Throughout, practical steps are meticulously set out with an admirable avoidance of jargon, and when this is unavoidable explanations are usually offered. A substantial number of precedents are available, as are clear flow charts to detail the steps necessary in proceedings and straightforward guidance on how to prepare for cases. Even the thorny issue of making applications for those detained under the MCA is tackled, as are the possible steps in avoiding litigation in the court.
Authors: Alex Ruck Keene, Kate Edwards, Professor Anselm Eldergill and Sophy Miles
Publisher: Legal Action Group (£48)
As the experienced authors point out, the majority of the court’s work remains property and affairs applications, and such cases are also dealt with in a clear and simple manner. However, it is the growing number of health and welfare cases which necessarily occupies the majority of the book. Here legal aid is often perilously difficult to obtain, and families and friends frequently have to battle with public bodies armed with substantial resources and experienced legal professionals.
This book is a real practical aid in this struggle. This ‘on the ground’ approach is of course also of great assistance to hard-pressed legal aid practitioners – or indeed any practitioners who regularly deal with the court.
This could not have come at a better time. Estimates of those affected by the Supreme Court’s decision vary wildly but almost certainly at least tens of thousands are now brought into scope.

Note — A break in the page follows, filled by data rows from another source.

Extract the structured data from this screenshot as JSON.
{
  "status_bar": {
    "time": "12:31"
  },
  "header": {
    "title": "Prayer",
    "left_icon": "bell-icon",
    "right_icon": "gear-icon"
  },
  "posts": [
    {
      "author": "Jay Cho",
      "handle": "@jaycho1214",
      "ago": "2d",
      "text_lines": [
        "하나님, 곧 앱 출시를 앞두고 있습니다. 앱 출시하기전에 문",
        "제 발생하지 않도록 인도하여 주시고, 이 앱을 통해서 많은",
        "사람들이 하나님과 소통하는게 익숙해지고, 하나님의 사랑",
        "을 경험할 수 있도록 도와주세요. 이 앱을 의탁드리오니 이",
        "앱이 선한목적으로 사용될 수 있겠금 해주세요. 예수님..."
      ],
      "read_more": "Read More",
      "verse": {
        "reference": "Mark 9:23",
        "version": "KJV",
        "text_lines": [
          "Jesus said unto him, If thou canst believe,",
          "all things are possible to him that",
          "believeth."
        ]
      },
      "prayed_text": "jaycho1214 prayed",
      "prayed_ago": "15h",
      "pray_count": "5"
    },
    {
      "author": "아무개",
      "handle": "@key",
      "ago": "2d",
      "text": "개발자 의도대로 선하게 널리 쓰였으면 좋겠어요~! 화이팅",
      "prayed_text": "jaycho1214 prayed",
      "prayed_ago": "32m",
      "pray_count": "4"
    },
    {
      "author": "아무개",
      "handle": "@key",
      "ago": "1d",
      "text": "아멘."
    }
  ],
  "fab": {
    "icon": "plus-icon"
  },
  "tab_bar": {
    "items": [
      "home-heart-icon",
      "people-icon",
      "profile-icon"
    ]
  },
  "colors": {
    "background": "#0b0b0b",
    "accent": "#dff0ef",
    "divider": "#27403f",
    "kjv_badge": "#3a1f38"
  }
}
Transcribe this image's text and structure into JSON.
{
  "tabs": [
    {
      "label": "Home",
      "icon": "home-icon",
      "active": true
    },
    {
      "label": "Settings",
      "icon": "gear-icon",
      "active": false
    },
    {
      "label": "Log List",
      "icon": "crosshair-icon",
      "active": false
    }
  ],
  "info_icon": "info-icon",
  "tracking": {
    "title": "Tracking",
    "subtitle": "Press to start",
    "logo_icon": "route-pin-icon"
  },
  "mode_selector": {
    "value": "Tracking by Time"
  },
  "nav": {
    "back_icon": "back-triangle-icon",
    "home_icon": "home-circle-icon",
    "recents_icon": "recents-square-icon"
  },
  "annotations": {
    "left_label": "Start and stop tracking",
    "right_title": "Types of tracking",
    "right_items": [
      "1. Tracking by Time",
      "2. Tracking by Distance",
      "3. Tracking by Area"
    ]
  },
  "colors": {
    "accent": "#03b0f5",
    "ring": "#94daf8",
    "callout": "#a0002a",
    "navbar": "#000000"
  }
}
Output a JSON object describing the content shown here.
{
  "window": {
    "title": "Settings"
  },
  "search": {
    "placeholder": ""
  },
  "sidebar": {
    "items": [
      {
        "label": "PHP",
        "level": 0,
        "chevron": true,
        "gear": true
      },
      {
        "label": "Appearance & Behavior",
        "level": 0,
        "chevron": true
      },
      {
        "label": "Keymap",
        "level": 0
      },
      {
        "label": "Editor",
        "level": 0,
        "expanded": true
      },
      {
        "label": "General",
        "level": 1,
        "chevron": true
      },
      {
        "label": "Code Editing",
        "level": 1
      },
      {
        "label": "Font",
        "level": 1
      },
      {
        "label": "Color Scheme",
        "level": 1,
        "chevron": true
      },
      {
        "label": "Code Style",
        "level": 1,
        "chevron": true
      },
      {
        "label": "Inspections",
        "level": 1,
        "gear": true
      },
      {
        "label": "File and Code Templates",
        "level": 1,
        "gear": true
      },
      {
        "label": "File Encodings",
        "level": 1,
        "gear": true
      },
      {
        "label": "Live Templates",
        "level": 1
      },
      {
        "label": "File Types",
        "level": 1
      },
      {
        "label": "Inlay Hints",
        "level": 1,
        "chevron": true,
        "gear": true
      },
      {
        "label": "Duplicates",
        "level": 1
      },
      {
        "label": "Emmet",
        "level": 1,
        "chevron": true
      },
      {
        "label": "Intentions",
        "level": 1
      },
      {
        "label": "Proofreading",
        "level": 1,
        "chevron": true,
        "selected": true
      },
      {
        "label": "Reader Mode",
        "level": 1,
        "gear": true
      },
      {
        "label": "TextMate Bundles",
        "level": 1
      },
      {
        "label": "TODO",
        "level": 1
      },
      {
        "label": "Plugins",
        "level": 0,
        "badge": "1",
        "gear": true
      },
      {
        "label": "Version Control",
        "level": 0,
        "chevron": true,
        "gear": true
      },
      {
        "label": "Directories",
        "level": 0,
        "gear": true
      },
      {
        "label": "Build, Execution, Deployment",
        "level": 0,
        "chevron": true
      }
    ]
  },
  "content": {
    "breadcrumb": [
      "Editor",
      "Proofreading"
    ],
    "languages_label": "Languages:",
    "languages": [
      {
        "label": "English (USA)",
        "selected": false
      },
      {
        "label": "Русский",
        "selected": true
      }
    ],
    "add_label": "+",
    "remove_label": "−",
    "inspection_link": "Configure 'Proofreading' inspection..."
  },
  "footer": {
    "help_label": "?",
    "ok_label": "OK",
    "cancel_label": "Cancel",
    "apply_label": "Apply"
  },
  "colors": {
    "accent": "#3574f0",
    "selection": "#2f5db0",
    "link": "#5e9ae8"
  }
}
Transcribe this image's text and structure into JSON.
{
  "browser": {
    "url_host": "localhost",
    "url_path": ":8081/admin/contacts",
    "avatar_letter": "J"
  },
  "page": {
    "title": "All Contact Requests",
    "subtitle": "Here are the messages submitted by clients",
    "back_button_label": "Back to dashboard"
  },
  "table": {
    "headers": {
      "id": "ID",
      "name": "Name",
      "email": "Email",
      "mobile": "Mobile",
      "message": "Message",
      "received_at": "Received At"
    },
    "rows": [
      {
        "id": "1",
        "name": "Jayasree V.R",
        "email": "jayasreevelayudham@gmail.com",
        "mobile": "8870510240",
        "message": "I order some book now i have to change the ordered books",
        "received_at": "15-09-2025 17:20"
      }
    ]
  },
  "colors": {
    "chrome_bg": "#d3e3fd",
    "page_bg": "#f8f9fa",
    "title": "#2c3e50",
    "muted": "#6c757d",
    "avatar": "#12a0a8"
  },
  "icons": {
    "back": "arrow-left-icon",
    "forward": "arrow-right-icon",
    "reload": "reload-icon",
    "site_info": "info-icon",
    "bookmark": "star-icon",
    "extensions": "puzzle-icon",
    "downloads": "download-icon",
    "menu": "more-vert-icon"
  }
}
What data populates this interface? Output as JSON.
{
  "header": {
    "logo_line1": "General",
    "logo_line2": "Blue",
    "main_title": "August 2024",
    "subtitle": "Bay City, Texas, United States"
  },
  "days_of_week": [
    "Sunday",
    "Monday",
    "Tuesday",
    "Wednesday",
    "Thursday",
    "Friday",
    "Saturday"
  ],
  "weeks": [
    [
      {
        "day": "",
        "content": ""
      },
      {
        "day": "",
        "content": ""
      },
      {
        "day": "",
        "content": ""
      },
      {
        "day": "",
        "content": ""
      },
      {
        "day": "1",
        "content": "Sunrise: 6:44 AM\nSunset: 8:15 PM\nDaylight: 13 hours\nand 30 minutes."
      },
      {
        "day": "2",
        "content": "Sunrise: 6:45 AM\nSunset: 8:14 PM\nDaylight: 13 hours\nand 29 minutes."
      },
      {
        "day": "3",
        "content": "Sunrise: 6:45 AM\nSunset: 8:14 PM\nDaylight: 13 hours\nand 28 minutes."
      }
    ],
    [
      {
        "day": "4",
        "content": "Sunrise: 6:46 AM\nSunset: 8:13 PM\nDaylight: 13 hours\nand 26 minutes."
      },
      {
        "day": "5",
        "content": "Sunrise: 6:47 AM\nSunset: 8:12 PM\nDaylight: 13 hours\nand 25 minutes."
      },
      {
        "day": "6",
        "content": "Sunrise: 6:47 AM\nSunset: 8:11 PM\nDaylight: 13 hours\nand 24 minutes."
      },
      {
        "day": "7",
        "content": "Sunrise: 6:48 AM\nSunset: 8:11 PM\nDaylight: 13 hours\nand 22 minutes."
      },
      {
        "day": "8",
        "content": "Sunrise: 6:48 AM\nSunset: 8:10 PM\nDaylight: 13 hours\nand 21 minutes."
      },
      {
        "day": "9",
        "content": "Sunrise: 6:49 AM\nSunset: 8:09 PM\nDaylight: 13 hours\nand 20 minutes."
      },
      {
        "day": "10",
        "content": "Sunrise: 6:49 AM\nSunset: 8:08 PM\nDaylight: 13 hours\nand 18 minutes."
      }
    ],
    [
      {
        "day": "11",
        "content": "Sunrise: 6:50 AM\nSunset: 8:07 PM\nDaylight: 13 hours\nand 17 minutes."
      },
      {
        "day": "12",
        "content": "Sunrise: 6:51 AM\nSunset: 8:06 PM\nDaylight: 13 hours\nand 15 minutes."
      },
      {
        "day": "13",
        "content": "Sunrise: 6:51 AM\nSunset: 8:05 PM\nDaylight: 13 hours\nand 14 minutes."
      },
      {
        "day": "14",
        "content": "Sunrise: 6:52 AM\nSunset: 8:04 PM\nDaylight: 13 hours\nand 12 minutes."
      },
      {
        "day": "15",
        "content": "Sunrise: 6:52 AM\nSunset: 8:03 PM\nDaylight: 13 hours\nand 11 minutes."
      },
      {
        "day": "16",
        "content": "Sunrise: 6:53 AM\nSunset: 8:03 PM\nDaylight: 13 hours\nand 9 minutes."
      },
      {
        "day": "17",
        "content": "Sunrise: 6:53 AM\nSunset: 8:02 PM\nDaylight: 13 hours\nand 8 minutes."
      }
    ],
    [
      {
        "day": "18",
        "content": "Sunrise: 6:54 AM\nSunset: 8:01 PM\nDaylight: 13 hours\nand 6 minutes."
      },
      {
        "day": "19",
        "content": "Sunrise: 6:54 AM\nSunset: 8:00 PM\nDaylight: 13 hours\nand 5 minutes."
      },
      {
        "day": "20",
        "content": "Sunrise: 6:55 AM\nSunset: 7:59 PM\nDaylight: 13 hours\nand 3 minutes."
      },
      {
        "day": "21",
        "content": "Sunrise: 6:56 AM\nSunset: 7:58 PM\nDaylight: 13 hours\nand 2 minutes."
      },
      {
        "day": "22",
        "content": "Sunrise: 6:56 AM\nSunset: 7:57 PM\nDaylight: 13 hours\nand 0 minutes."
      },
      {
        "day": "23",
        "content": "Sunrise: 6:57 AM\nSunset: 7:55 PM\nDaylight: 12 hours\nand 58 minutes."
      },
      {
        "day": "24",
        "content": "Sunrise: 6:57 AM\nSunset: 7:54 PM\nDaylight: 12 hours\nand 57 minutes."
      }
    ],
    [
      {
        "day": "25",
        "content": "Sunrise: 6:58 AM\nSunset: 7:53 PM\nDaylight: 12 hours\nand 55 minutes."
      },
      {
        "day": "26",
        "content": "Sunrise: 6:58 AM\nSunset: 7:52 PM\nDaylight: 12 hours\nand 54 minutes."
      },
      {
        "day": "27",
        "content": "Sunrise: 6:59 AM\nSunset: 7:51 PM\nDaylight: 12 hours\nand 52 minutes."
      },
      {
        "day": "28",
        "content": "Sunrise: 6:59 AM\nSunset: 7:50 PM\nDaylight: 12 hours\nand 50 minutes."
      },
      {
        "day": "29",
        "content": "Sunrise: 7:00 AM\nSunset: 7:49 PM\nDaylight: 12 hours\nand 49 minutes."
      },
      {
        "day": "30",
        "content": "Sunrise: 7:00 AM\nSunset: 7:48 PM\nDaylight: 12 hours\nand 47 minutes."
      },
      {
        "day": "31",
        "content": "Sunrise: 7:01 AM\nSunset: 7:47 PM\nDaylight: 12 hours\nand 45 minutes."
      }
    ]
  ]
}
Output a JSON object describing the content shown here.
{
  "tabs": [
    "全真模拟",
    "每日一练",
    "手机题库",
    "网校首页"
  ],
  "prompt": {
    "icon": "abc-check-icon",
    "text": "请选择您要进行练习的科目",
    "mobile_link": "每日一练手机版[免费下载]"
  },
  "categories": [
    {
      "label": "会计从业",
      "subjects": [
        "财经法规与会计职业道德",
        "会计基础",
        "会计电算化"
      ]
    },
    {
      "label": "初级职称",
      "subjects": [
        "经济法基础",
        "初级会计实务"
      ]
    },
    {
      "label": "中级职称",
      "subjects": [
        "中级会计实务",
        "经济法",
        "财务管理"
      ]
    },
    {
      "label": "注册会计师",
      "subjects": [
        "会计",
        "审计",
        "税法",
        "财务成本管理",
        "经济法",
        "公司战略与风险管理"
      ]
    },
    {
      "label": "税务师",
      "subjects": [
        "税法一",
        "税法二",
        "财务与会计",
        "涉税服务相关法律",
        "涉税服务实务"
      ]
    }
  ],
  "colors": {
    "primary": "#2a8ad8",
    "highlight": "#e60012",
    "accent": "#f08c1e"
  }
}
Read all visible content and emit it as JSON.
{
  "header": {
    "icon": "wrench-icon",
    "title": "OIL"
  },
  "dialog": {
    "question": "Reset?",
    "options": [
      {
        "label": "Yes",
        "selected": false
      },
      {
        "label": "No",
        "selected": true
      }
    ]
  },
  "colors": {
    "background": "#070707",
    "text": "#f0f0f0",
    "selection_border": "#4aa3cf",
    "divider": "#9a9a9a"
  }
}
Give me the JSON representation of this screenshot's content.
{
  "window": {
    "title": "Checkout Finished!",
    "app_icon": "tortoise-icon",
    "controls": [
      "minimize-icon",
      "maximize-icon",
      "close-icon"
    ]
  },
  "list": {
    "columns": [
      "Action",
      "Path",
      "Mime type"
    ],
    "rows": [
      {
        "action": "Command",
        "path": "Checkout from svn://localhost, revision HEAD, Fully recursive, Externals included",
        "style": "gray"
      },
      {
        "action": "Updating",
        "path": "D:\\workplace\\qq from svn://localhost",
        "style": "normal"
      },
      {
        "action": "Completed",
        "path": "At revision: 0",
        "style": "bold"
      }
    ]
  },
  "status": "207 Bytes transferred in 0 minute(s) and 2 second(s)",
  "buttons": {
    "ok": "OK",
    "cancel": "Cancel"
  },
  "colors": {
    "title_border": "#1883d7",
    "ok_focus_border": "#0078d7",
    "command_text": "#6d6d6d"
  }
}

Armed with this handbook, at least some of the court’s mystery will be stripped away for its new users and it is to be hoped real rights delivered to its most vulnerable subjects.
It can truly be said this book is a further step in the COP’s revolution – with the court’s door now just a little more open.
Richard Charlton is president of the Mental Health Lawyers Association and director of Richard Charlton Solicitors